Artist’s Website: Rimini Protokoll


Review: In ‘Remote New York,’ an Unseen Tour Guide Calls the Shots (New York Times)“Remote New York” — a remarkably efficient if seldom surprising exercise in crowd control from the German arts collective Rimini Protokoll— gives precise and neutral voice to thoughts most veteran city dwellers surely have on a regular basis.” – Ben Brantley, March 17, 2015

Article: ‘Remote New York’ a Tour from Brooklyn to Greenwich Village (New York Times) “Remote New York, presented by the Skirball Center for the Performing Arts at New York University through April 12, is the first major work in New York for Rimini Protokoll, founded in 2002 by Mr. Kaegi, Helgard Haug and Daniel Wetzel. Since then, Rimini has gained an international reputation with projects that use the tools of theater and ordinary citizen-participants to investigate “real life.” – Jennifer Schuessler, March 12, 2015

Article: Spectatorial Body in Multimedia Performance (PAJ, A Journal of Performance and Art) A piece about artists/companies who investigate the relationship between artists & spectators, the article includes a section on Rimini Protokoll as well as a section on another of our Visions + Voices: Germany artists, Gob Squad. “What I found unusual in much of my performance selection was that in three of the four media-based works I attended in a row, Gob Squad’s Revolution Now!, Rimini Protokoll’s Best Before, and Dries Verhoeven’s Life Streaming, my body was somehow engaged explicitly within the work—not something I have come to expect in viewing multimedia performance.” Jennifer Parker-Starbuck, September 2011, Vol. 33, No. 3 (PAJ99), © 2011, pages 60-71

Visual Art at NYU Skirball: Anja Niedringhaus

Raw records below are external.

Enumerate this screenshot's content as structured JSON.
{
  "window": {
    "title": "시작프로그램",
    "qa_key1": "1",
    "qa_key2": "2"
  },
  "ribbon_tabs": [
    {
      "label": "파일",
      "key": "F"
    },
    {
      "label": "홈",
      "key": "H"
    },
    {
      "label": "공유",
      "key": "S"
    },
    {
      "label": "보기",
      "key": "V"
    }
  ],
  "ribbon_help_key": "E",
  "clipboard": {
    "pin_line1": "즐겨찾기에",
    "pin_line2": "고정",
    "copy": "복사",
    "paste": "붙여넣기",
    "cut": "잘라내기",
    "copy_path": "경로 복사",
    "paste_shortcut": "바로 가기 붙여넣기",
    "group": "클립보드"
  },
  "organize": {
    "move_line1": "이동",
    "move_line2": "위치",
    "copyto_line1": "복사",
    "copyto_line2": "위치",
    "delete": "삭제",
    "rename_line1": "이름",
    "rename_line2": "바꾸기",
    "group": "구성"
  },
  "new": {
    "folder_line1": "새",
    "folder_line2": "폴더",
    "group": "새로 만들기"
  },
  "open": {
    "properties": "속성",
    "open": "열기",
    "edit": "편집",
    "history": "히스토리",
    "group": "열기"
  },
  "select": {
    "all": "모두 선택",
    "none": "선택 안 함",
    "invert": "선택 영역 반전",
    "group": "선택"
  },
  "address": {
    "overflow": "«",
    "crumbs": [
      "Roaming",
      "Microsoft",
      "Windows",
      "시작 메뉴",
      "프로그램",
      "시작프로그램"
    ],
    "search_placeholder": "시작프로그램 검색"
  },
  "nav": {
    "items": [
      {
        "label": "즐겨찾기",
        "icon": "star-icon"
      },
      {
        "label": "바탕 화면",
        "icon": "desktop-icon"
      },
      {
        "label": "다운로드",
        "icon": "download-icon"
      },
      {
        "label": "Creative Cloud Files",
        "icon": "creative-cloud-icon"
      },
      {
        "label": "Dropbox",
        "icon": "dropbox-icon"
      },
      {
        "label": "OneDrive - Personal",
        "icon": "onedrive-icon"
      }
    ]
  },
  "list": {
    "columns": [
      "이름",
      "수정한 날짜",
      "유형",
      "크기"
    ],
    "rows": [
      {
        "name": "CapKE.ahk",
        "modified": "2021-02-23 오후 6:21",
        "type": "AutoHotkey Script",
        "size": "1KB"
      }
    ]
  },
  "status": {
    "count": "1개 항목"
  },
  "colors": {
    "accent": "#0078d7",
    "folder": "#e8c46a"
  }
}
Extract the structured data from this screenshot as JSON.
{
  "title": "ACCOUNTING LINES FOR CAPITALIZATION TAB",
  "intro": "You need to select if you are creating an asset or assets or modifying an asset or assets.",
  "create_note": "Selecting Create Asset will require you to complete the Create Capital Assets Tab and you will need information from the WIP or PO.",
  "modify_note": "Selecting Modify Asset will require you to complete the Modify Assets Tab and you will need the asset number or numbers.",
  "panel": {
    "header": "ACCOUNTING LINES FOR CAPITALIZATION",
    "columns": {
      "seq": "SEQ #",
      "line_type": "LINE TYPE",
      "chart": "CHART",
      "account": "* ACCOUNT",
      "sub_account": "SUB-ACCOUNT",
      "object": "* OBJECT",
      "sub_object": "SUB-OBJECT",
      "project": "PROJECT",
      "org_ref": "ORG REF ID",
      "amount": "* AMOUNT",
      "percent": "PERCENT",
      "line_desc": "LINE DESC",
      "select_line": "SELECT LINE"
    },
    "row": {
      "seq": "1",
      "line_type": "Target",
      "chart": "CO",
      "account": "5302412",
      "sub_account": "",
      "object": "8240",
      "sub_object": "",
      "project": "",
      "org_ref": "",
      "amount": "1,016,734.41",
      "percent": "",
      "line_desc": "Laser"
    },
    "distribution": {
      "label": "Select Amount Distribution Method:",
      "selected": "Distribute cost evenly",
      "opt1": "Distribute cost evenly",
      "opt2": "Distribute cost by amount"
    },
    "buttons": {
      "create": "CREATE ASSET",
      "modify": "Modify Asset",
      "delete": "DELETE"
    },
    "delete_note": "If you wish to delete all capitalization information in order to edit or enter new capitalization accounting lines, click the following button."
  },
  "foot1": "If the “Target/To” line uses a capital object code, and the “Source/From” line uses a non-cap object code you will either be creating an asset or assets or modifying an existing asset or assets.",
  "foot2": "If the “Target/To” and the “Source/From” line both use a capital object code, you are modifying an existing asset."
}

A German photojournalist who worked for the Associated Press, Anja Niedringhaus (1965-2014) spent her life documenting regions torn apart by conflict and captured her many subjects amidst the chaos of war. In 2005, Anja Niedringhaus was awarded a Pulitzer Prize for Breaking News Photography as part of an 11-member AP team covering Iraq. That same year, the International Women’s Media Foundation (IWMF) honored her with the Courage in Journalism Award. Anja Niedringhaus was tragically killed in April 2014 when her vehicle came under attack as she traveled with a convoy of election workers in the eve before the Afghan Presidential elections. To honor the courage and dedication of Anja Niedringhaus, the IWMF Courage in Photojournalism Award was established in her name and it will be given annually to a woman photojournalist who follows in her footsteps.

Art Exhibit

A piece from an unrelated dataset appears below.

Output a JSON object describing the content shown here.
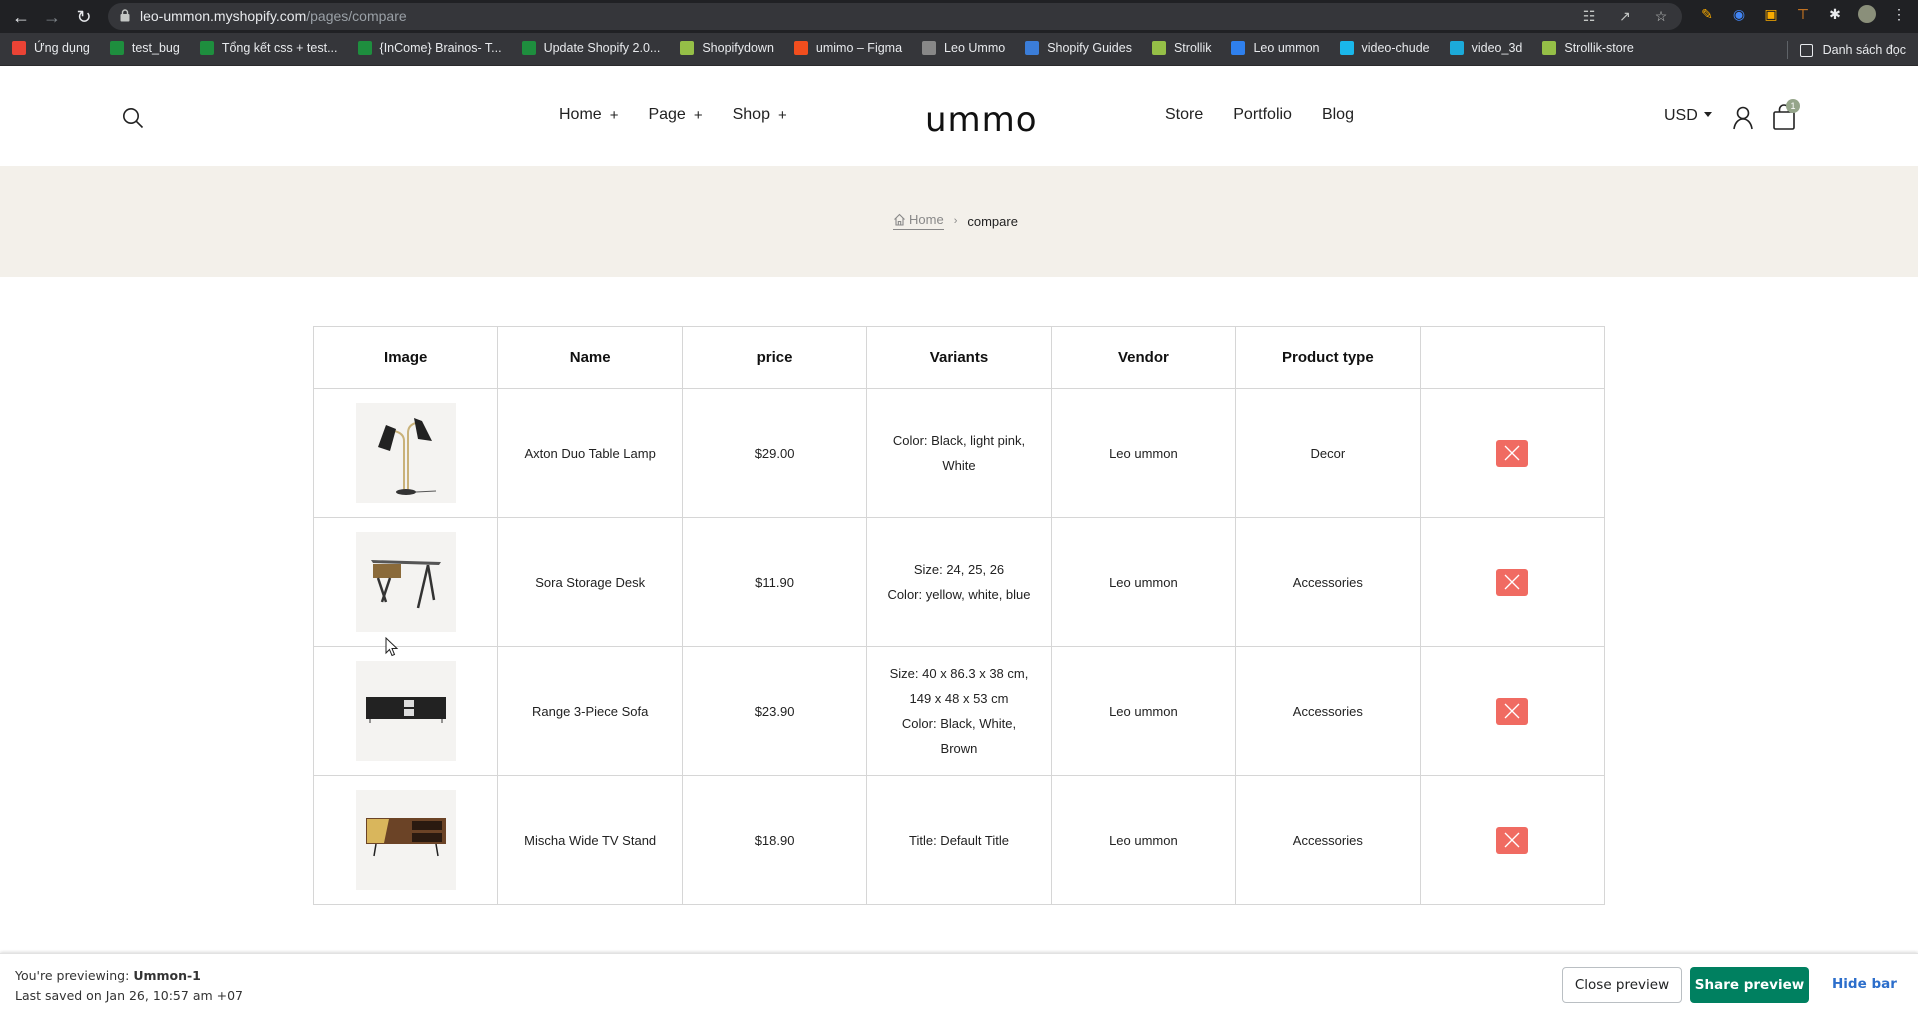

Artist Website: Anja Niedringhaus

International Women’s Media Foundation Website: Anja Niedringhaus Courage in Journalism Award

Article: Photojournalist Anja Niedringhaus Killed in Afghanistan (The Atlantic) -Alan Taylor, “In Focus”, April 4, 2014

Article: Anja Niedringhaus: Photographer’s visual legacy (CBS News) April 2014

Article: Cheerful and Unflappable: Remembering the Photographer Anja Niedringhaus (Spiegel Online) -Christoph Reuter, April 7, 2014